Wonder Women! The Untold Story of American Superheroines is a new documentary being shown on PBS and it looks awesome. Wonder Women traces the fascinating evolution and legacy of Wonder Woman. From the birth of the comic book superheroine in the 1940s to the blockbusters of today, Wonder Women looks at how popular representations of powerful women often reflect society’s anxieties about women’s liberation.
It also features the familiar faces and opinions of Gloria Steinem, Lynda Carter, Lindsay Wagner (Bionic Woman from the 1970s television series), Kathleen Hanna, and Trina Robbins (author and comics “herstorian” and generally awesome famous graphic novelist). You can watch the entire Wonder Women! The Untold Story of American Superheroines here on Independent Lens from PBS, which is hosted by Stanley Tucci, if you needed yet another reason to tune in.
I love Wonder Woman. That’s why I was especially excited to see a cultural analysis of the character and what we can learn from powerful women in our society (hint: it isn’t “You Can Have It All!”). The Wonder Women documentary takes all of this into consideration, including the following,

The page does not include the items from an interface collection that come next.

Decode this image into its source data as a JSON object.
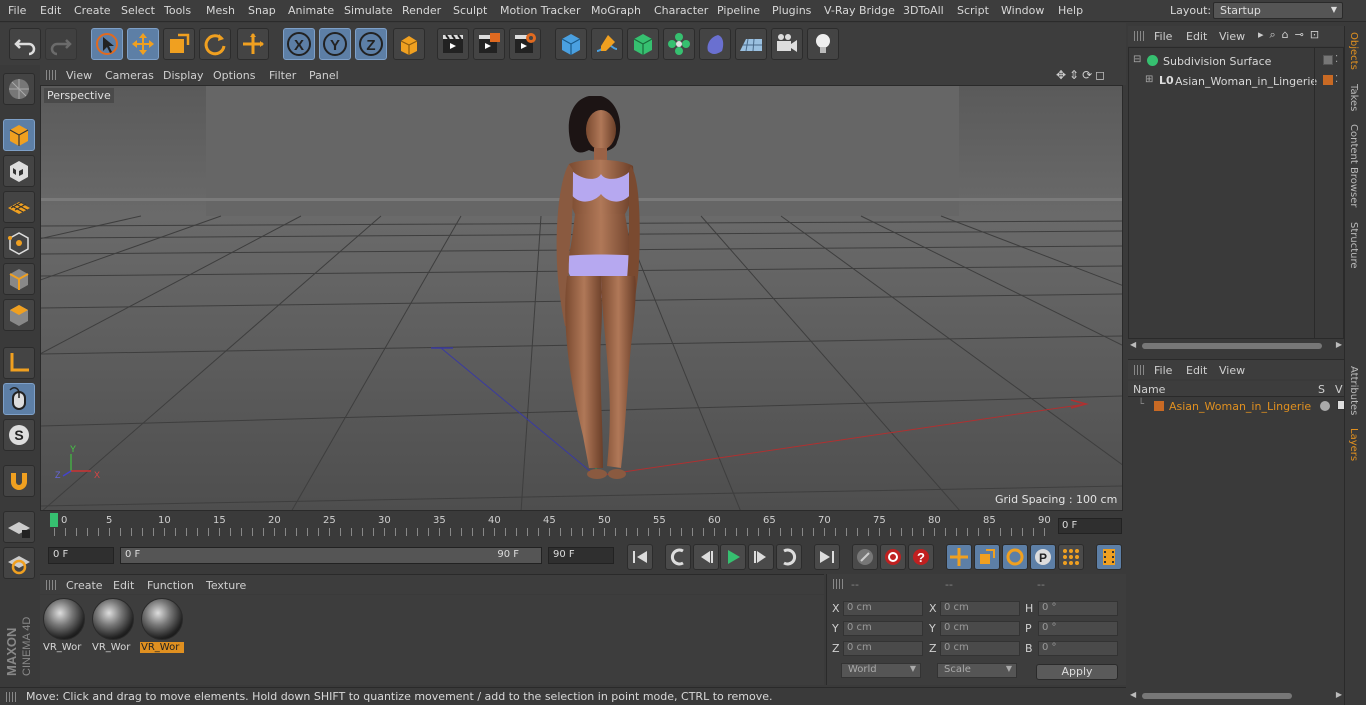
{
  "menu": [
    "File",
    "Edit",
    "Create",
    "Select",
    "Tools",
    "Mesh",
    "Snap",
    "Animate",
    "Simulate",
    "Render",
    "Sculpt",
    "Motion Tracker",
    "MoGraph",
    "Character",
    "Pipeline",
    "Plugins",
    "V-Ray Bridge",
    "3DToAll",
    "Script",
    "Window",
    "Help"
  ],
  "layout": {
    "label": "Layout:",
    "value": "Startup"
  },
  "toolbar": {
    "undo": "undo-icon",
    "redo": "redo-icon",
    "axis_x": "X",
    "axis_y": "Y",
    "axis_z": "Z"
  },
  "viewport": {
    "menu": [
      "View",
      "Cameras",
      "Display",
      "Options",
      "Filter",
      "Panel"
    ],
    "label": "Perspective",
    "grid_spacing": "Grid Spacing : 100 cm"
  },
  "timeline": {
    "ticks": [
      "0",
      "5",
      "10",
      "15",
      "20",
      "25",
      "30",
      "35",
      "40",
      "45",
      "50",
      "55",
      "60",
      "65",
      "70",
      "75",
      "80",
      "85",
      "90"
    ],
    "frame_end": "0 F",
    "start": "0 F",
    "range_start": "0 F",
    "range_end": "90 F",
    "end": "90 F"
  },
  "materials": {
    "menu": [
      "Create",
      "Edit",
      "Function",
      "Texture"
    ],
    "items": [
      {
        "label": "VR_Wor",
        "selected": false
      },
      {
        "label": "VR_Wor",
        "selected": false
      },
      {
        "label": "VR_Wor",
        "selected": true
      }
    ]
  },
  "coords": {
    "headers": [
      "--",
      "--",
      "--"
    ],
    "pos": [
      {
        "axis": "X",
        "value": "0 cm"
      },
      {
        "axis": "Y",
        "value": "0 cm"
      },
      {
        "axis": "Z",
        "value": "0 cm"
      }
    ],
    "size": [
      {
        "axis": "X",
        "value": "0 cm"
      },
      {
        "axis": "Y",
        "value": "0 cm"
      },
      {
        "axis": "Z",
        "value": "0 cm"
      }
    ],
    "rot": [
      {
        "axis": "H",
        "value": "0 °"
      },
      {
        "axis": "P",
        "value": "0 °"
      },
      {
        "axis": "B",
        "value": "0 °"
      }
    ],
    "world": "World",
    "scale": "Scale",
    "apply": "Apply"
  },
  "status": "Move: Click and drag to move elements. Hold down SHIFT to quantize movement / add to the selection in point mode, CTRL to remove.",
  "objects": {
    "menu": [
      "File",
      "Edit",
      "View"
    ],
    "items": [
      "Subdivision Surface",
      "Asian_Woman_in_Lingerie"
    ]
  },
  "layers": {
    "menu": [
      "File",
      "Edit",
      "View"
    ],
    "col_name": "Name",
    "col_s": "S",
    "col_v": "V",
    "items": [
      "Asian_Woman_in_Lingerie"
    ]
  },
  "sidetabs": [
    "Objects",
    "Takes",
    "Content Browser",
    "Structure",
    "Attributes",
    "Layers"
  ],
  "logo": "MAXON CINEMA 4D",
  "colors": {
    "accent": "#e09020",
    "select_blue": "#5d7fa6",
    "layer_orange": "#c96a24"
  }
}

In our era of increased plastic surgeries and emphasis on “looking good” rather than acting powerfully, many psychologists, media and social critics have long decried the fact that women are bombarded with images of physical perfection and portrayals of their gender purely in terms of sexual attractiveness. Wonder Women counters this by reflecting on why our culture struggles with images of women triumphant beyond the domestic arena of relationships and family. Exploring how our highly visual culture places more emphasis on girls’ and women’s looks rather than on their deeds, Wonder Women urges women to claim the action genre — and media in general— as their own, if they want to change how they are represented.
Last week, a panel convened to discuss the documentary and further talk about what needs to change in the media. Although the represented opinions in the Wonder Women documentary aren’t particularly diverse, the panel was, featuring Susana Polo (Founder/Editor of The Mary Sue), Karen Boykin-Towns (Vice President, Worldwide Policy at Pfizer), Dr. Jonathan Gray, (Assistant Professor of English with John Jay College), feminist activist/speaker Shelby Knox, and So-Chung Shinn (co-host of The Portfolio TV). You can watch the entire panel here if you’ve got yet another spare hour.
Racialious has a great recap of the panel, which includes a lot of talk about Buffy, just to let you know. I can’t tell which part is more interesting, the documentary or the discussion it raises. There are a lot of interesting points brought up, including why there’s never been a Wonder Woman movie despite the popularity of the 1970s series starring Lynda Carter, merchandising issues for young girls (if it’s not girly and pink, why bother trying to sell it?), and why women are taught that there’s a limited number of spots for us in higher positions so the patriarchy convinces us to pull down one another in order to get ahead. Did you all know that the all female X-Men/X-Team series coming out in a month was originally pitched years ago by Marjorie Liu, but Marvel turned her down? And now that it’s written and drawn by men it’s being released? Now isn’t that interesting?